───── Excerpted records
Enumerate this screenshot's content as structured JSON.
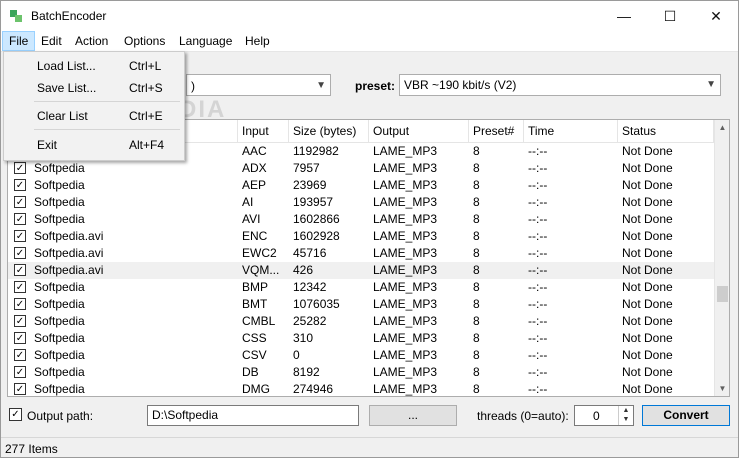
{
  "window": {
    "title": "BatchEncoder",
    "minimize": "—",
    "maximize": "☐",
    "close": "✕"
  },
  "menubar": [
    "File",
    "Edit",
    "Action",
    "Options",
    "Language",
    "Help"
  ],
  "file_menu": [
    {
      "label": "Load List...",
      "shortcut": "Ctrl+L"
    },
    {
      "label": "Save List...",
      "shortcut": "Ctrl+S"
    },
    {
      "label": "Clear List",
      "shortcut": "Ctrl+E"
    },
    {
      "label": "Exit",
      "shortcut": "Alt+F4"
    }
  ],
  "format": {
    "value": ")"
  },
  "preset": {
    "label": "preset:",
    "value": "VBR ~190 kbit/s (V2)"
  },
  "columns": [
    "Input",
    "Size (bytes)",
    "Output",
    "Preset#",
    "Time",
    "Status"
  ],
  "rows": [
    {
      "name": "",
      "input": "AAC",
      "size": "1192982",
      "output": "LAME_MP3",
      "preset": "8",
      "time": "--:--",
      "status": "Not Done"
    },
    {
      "name": "Softpedia",
      "input": "ADX",
      "size": "7957",
      "output": "LAME_MP3",
      "preset": "8",
      "time": "--:--",
      "status": "Not Done"
    },
    {
      "name": "Softpedia",
      "input": "AEP",
      "size": "23969",
      "output": "LAME_MP3",
      "preset": "8",
      "time": "--:--",
      "status": "Not Done"
    },
    {
      "name": "Softpedia",
      "input": "AI",
      "size": "193957",
      "output": "LAME_MP3",
      "preset": "8",
      "time": "--:--",
      "status": "Not Done"
    },
    {
      "name": "Softpedia",
      "input": "AVI",
      "size": "1602866",
      "output": "LAME_MP3",
      "preset": "8",
      "time": "--:--",
      "status": "Not Done"
    },
    {
      "name": "Softpedia.avi",
      "input": "ENC",
      "size": "1602928",
      "output": "LAME_MP3",
      "preset": "8",
      "time": "--:--",
      "status": "Not Done"
    },
    {
      "name": "Softpedia.avi",
      "input": "EWC2",
      "size": "45716",
      "output": "LAME_MP3",
      "preset": "8",
      "time": "--:--",
      "status": "Not Done"
    },
    {
      "name": "Softpedia.avi",
      "input": "VQM...",
      "size": "426",
      "output": "LAME_MP3",
      "preset": "8",
      "time": "--:--",
      "status": "Not Done"
    },
    {
      "name": "Softpedia",
      "input": "BMP",
      "size": "12342",
      "output": "LAME_MP3",
      "preset": "8",
      "time": "--:--",
      "status": "Not Done"
    },
    {
      "name": "Softpedia",
      "input": "BMT",
      "size": "1076035",
      "output": "LAME_MP3",
      "preset": "8",
      "time": "--:--",
      "status": "Not Done"
    },
    {
      "name": "Softpedia",
      "input": "CMBL",
      "size": "25282",
      "output": "LAME_MP3",
      "preset": "8",
      "time": "--:--",
      "status": "Not Done"
    },
    {
      "name": "Softpedia",
      "input": "CSS",
      "size": "310",
      "output": "LAME_MP3",
      "preset": "8",
      "time": "--:--",
      "status": "Not Done"
    },
    {
      "name": "Softpedia",
      "input": "CSV",
      "size": "0",
      "output": "LAME_MP3",
      "preset": "8",
      "time": "--:--",
      "status": "Not Done"
    },
    {
      "name": "Softpedia",
      "input": "DB",
      "size": "8192",
      "output": "LAME_MP3",
      "preset": "8",
      "time": "--:--",
      "status": "Not Done"
    },
    {
      "name": "Softpedia",
      "input": "DMG",
      "size": "274946",
      "output": "LAME_MP3",
      "preset": "8",
      "time": "--:--",
      "status": "Not Done"
    }
  ],
  "bottom": {
    "output_label": "Output path:",
    "output_path": "D:\\Softpedia",
    "browse": "...",
    "threads_label": "threads (0=auto):",
    "threads": "0",
    "convert": "Convert"
  },
  "status": "277 Items",
  "watermark": "SOFTPEDIA",
  "icons": {
    "app": "batchencoder-icon",
    "check": "✓"
  },
  "colors": {
    "menu_active": "#cce8ff",
    "accent": "#0078d7"
  }
}
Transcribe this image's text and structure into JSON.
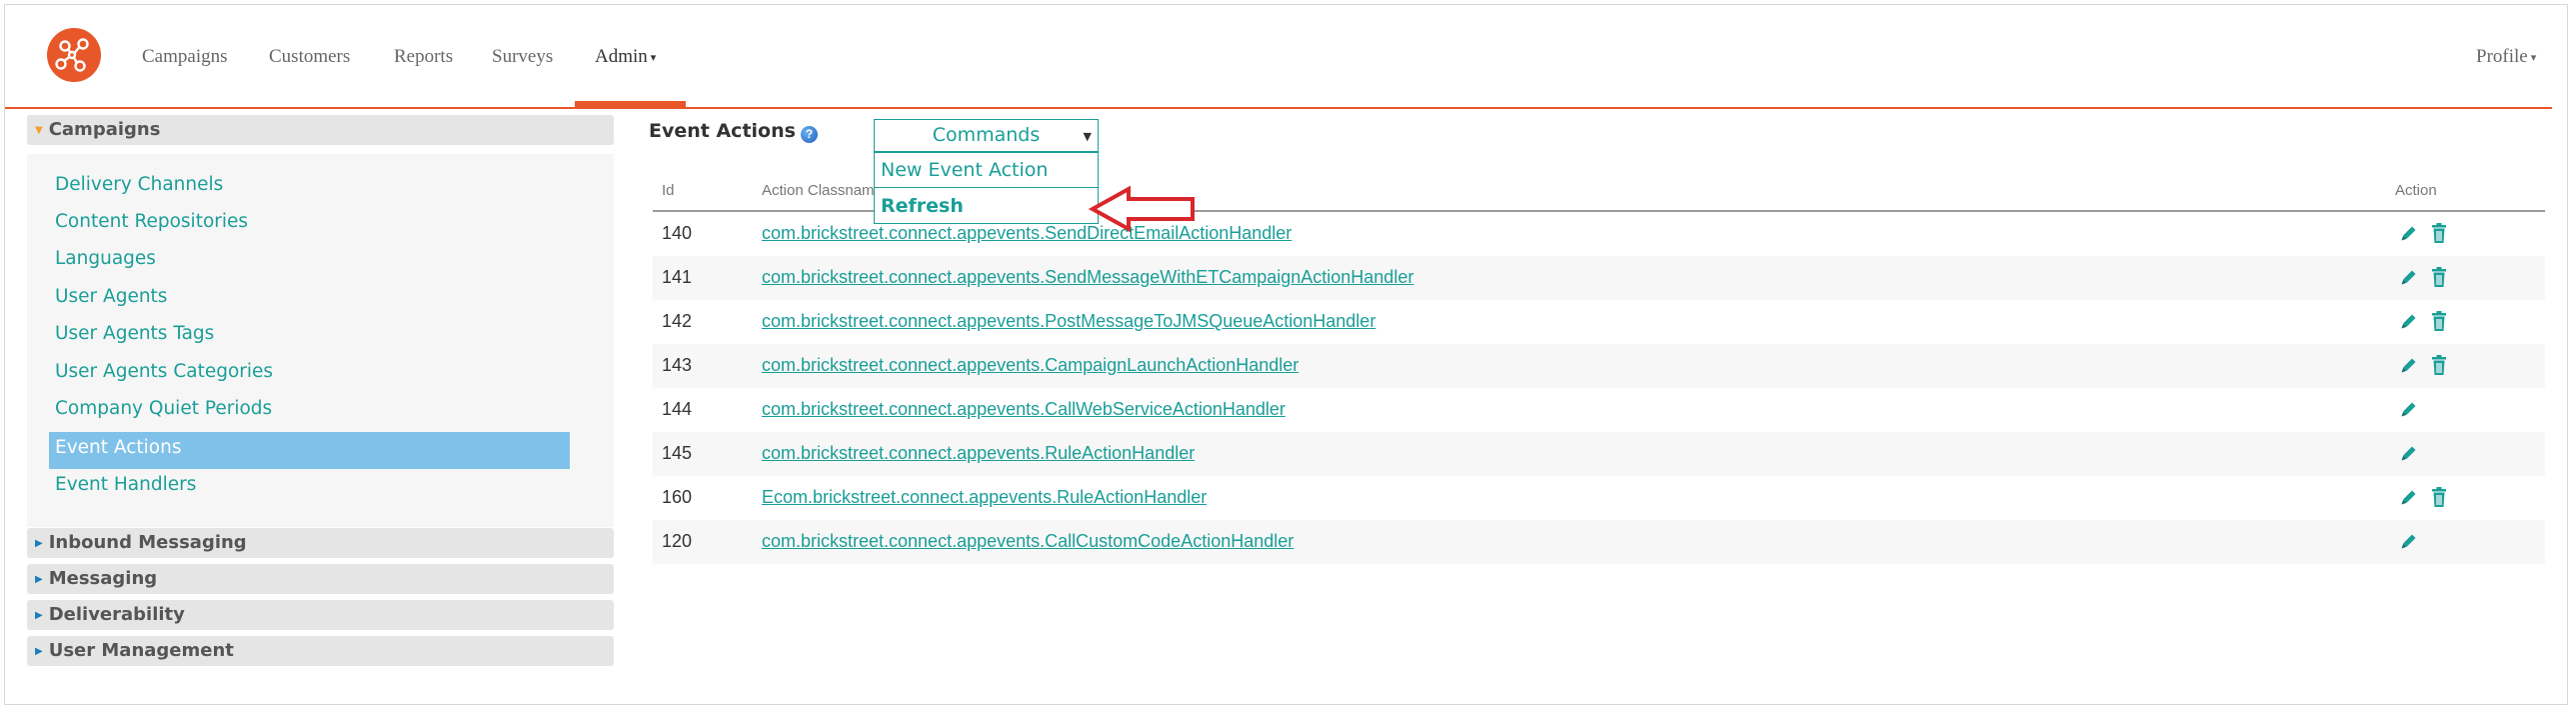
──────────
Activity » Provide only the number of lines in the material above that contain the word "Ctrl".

Reply » 3